The TTK research team is involved in developing high-throughput screening (HTS) methods that enables the identification of promising candidates of water-soluble redox-active compounds for experimental synthesis and electrochemical characterization. The focus is on bioinspired molecules derived from vitamins and amino acids, which are promising candidate compounds for novel redox flow batteries (RFBs). Our general strategy along these lines is to build an initial database for two basic quantities relevant to RFBs (redox potentials and aqueous solubilities), and utilize various machine learning techniques to provide efficient screening methodology applicable for a large and diverse set of molecules.
Molecular design via systematic variation of functional groups is the initial step in our approach. The molecular database is built in a combinatorial manner: We define various molecular frameworks and introduce substituents with broadly varying electronic and steric properties. In our developed protocol, we first generate the 3D structures of the molecules, which is followed by an extensive conformational analysis to find the energetically most favored molecular structures.
The redox potentials and aqueous solubilities are computed via an efficient composite protocol that employs a combination of various modelling tools ranging from simple force-field methods to advanced quantum chemical calculations, but also including semiempirical computational methods. Accurate quantum chemical calculations represent the computationally most demanding step of our protocol. These calculations are carried out using density functional theory (DFT) and we use high-performance computer facilities to obtain accurate electronic structure data.

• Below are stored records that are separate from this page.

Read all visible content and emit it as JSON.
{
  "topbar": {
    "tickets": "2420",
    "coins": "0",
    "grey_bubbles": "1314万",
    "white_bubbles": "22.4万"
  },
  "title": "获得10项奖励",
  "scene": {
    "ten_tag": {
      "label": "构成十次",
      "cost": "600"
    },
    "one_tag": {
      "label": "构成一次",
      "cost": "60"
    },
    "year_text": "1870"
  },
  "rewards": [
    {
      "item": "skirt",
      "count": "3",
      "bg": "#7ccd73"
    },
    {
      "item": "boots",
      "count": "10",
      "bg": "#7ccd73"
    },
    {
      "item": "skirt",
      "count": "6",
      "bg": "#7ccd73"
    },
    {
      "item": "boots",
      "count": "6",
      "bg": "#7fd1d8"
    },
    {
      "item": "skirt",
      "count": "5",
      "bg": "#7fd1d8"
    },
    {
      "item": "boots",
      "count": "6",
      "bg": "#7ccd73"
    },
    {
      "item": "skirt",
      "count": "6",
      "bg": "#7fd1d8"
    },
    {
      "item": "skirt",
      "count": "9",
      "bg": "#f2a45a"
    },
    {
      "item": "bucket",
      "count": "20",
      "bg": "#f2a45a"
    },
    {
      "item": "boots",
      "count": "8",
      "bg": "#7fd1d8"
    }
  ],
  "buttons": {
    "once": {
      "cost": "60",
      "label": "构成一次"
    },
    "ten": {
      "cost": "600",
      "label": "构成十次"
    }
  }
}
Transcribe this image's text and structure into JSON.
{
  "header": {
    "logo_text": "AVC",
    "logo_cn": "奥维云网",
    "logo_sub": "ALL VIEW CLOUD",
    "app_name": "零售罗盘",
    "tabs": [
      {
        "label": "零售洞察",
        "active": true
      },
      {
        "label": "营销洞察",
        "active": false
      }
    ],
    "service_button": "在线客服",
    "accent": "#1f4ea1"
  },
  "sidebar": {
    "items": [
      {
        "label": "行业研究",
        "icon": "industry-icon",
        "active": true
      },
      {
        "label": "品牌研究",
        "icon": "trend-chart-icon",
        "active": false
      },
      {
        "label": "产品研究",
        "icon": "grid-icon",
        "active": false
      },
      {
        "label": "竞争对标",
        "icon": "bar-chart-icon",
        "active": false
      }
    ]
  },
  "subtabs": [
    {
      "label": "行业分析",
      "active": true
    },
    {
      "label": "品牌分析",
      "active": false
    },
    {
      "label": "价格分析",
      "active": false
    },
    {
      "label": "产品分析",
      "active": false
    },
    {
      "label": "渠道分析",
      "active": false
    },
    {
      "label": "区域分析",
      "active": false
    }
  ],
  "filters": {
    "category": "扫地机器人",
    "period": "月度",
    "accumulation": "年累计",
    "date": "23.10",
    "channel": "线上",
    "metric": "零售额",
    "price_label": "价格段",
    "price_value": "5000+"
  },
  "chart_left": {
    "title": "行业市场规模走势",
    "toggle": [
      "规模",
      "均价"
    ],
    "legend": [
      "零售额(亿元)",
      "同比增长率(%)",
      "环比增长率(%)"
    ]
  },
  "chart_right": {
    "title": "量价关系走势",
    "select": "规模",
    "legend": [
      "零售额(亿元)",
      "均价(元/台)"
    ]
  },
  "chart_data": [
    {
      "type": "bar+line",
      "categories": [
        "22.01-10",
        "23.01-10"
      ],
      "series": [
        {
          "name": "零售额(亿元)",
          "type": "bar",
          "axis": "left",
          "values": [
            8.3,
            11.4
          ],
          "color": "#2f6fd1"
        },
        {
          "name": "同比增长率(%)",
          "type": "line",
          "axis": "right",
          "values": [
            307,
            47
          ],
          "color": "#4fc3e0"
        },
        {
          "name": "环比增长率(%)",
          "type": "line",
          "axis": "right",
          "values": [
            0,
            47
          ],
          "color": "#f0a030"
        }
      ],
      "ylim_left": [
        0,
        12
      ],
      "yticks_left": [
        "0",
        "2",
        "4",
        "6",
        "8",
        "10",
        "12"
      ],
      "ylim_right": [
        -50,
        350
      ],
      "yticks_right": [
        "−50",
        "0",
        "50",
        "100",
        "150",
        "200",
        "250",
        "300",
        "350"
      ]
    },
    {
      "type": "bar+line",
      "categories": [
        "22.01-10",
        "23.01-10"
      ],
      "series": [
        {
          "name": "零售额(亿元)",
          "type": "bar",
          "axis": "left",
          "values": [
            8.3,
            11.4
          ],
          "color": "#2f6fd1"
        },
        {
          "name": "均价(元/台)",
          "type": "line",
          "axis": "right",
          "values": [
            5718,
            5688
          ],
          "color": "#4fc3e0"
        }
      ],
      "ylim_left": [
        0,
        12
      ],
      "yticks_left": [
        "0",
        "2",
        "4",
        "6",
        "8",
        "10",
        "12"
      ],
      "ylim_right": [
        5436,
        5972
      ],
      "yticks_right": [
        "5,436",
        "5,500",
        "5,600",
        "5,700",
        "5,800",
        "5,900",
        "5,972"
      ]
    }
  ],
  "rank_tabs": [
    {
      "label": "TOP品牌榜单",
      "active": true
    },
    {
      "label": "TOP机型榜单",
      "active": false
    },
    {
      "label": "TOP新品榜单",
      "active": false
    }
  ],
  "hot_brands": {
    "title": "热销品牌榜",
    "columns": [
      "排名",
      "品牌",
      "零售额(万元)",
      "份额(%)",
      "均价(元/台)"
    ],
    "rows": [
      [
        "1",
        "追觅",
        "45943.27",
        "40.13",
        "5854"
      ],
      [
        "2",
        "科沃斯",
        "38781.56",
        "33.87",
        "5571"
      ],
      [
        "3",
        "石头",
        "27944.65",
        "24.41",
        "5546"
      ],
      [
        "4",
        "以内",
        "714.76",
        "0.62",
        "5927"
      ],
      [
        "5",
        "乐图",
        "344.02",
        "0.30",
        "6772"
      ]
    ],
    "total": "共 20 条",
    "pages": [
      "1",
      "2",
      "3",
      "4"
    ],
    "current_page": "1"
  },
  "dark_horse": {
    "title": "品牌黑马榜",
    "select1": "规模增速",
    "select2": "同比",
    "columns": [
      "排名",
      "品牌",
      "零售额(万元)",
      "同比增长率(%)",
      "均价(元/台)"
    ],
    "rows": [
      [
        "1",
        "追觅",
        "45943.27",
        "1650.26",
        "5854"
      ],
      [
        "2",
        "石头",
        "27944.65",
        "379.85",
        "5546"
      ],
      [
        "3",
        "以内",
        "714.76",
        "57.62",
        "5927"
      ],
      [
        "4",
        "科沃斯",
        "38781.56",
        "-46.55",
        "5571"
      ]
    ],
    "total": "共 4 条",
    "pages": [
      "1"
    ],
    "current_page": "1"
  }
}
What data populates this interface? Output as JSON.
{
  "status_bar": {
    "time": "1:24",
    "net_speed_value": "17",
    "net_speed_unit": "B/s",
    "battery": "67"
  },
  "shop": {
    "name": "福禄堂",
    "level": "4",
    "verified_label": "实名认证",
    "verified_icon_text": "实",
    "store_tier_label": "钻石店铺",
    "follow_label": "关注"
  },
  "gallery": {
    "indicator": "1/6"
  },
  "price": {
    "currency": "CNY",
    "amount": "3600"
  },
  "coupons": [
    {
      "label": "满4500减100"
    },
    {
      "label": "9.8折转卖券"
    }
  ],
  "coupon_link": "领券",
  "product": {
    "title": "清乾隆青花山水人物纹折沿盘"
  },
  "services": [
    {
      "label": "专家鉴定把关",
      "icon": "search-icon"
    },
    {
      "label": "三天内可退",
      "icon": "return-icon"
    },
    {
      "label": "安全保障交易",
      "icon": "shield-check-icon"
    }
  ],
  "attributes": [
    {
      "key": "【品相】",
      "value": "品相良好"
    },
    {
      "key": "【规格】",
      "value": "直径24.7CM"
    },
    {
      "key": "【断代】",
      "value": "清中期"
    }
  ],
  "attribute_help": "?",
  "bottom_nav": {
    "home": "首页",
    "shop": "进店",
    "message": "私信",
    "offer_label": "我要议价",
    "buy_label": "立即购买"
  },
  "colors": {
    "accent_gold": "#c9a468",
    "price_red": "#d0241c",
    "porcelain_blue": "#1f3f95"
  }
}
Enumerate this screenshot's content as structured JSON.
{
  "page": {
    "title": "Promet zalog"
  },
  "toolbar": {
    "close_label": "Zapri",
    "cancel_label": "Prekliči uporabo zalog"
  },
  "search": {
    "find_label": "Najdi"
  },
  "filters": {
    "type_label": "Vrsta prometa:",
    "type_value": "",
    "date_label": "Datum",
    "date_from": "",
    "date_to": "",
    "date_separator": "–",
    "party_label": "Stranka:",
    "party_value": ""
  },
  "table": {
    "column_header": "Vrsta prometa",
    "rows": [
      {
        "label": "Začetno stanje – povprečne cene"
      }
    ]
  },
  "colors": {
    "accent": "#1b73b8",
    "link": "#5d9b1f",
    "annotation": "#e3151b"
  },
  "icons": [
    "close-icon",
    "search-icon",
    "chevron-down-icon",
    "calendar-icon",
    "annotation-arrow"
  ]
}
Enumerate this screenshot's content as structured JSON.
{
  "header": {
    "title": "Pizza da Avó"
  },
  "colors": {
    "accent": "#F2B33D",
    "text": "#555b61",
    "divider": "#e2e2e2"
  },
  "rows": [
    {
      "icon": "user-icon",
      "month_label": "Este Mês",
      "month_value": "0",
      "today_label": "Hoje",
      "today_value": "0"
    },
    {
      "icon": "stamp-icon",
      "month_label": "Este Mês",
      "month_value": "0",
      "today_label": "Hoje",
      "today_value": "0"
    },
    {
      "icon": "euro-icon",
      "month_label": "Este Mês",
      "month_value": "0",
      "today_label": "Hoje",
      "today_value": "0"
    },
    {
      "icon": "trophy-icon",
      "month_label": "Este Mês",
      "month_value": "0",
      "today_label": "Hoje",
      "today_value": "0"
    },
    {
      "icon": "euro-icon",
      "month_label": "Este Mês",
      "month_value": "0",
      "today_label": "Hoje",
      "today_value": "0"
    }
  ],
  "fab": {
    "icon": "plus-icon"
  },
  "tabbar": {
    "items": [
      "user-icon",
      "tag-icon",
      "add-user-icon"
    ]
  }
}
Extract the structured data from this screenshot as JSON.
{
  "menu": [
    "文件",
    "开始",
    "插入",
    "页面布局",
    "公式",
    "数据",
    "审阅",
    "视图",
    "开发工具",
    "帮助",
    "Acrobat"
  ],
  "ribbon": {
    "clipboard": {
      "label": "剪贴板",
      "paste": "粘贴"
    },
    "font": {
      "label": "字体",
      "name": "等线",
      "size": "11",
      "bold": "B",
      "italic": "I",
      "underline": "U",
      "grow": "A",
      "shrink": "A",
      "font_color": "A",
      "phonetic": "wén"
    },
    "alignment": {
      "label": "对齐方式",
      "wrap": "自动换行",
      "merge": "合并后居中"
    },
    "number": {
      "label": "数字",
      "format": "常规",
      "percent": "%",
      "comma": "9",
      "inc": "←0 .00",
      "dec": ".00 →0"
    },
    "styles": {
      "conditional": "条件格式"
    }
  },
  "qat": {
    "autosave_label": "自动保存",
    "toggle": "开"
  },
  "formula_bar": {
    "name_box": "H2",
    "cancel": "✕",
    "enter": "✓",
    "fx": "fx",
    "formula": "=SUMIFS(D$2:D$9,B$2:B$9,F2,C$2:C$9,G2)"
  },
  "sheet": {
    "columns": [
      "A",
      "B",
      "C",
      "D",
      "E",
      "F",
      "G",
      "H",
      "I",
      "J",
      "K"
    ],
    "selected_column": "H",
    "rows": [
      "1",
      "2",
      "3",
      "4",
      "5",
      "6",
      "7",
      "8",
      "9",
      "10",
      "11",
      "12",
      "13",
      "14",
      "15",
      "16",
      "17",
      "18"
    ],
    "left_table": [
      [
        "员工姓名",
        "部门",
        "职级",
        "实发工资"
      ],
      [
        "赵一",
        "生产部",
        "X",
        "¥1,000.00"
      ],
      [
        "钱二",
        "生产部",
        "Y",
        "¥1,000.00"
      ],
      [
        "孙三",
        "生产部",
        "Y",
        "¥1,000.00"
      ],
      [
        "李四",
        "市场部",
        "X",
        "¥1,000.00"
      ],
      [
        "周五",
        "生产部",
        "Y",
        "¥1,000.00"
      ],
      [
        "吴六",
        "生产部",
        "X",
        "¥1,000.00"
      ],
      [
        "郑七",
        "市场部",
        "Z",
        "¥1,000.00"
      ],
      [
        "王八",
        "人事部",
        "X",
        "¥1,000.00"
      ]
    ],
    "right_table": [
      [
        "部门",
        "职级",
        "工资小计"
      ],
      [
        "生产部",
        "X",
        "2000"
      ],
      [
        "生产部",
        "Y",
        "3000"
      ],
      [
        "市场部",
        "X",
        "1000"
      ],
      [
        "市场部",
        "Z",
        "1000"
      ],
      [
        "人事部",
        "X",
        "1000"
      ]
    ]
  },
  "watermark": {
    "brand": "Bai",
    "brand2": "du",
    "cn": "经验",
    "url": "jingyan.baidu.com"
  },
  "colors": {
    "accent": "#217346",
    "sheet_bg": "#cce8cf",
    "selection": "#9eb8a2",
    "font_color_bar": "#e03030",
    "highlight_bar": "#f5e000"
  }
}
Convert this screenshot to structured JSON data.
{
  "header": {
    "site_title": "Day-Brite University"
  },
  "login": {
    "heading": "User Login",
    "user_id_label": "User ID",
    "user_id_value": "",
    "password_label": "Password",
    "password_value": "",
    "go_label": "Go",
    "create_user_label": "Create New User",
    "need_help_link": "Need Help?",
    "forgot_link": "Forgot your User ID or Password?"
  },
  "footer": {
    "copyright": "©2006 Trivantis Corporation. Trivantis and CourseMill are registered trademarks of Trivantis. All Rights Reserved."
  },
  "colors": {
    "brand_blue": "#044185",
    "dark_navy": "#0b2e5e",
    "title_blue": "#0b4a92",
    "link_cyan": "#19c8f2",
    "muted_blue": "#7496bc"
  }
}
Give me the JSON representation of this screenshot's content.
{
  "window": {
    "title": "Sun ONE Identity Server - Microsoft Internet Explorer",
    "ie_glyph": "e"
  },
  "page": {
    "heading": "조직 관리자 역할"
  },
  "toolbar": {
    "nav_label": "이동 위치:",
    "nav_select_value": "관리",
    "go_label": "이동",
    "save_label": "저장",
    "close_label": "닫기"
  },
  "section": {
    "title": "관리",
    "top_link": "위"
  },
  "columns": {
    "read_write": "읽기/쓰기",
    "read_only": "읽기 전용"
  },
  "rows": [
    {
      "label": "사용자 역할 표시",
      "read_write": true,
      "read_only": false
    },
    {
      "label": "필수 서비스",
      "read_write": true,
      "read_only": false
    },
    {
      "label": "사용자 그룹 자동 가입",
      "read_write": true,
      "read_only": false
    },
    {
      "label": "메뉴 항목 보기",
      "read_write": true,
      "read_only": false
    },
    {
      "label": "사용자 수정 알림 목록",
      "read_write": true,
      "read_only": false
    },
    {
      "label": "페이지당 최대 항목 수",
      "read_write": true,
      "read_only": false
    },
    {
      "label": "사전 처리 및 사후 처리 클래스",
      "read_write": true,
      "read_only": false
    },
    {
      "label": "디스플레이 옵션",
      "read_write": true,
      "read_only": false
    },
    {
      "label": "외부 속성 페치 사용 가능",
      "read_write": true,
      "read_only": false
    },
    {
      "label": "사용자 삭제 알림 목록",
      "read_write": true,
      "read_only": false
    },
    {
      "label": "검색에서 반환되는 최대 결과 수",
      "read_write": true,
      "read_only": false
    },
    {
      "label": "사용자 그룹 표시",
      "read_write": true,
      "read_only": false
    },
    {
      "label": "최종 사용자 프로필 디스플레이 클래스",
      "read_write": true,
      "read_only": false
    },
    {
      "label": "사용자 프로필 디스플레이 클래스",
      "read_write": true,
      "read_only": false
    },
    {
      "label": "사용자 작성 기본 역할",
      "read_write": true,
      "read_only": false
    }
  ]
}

The developed molecular database is used to train and validate various machine learning approaches in the next phase of the project. The molecular library is then expanded iteratively in terms of the number of molecules, as well as the diversity of molecular frameworks. This procedure will thus result in a HTS tool that is applicable to a large set of redox-active compounds and will assist the discovery of new prospective candidates for next generation flow batteries.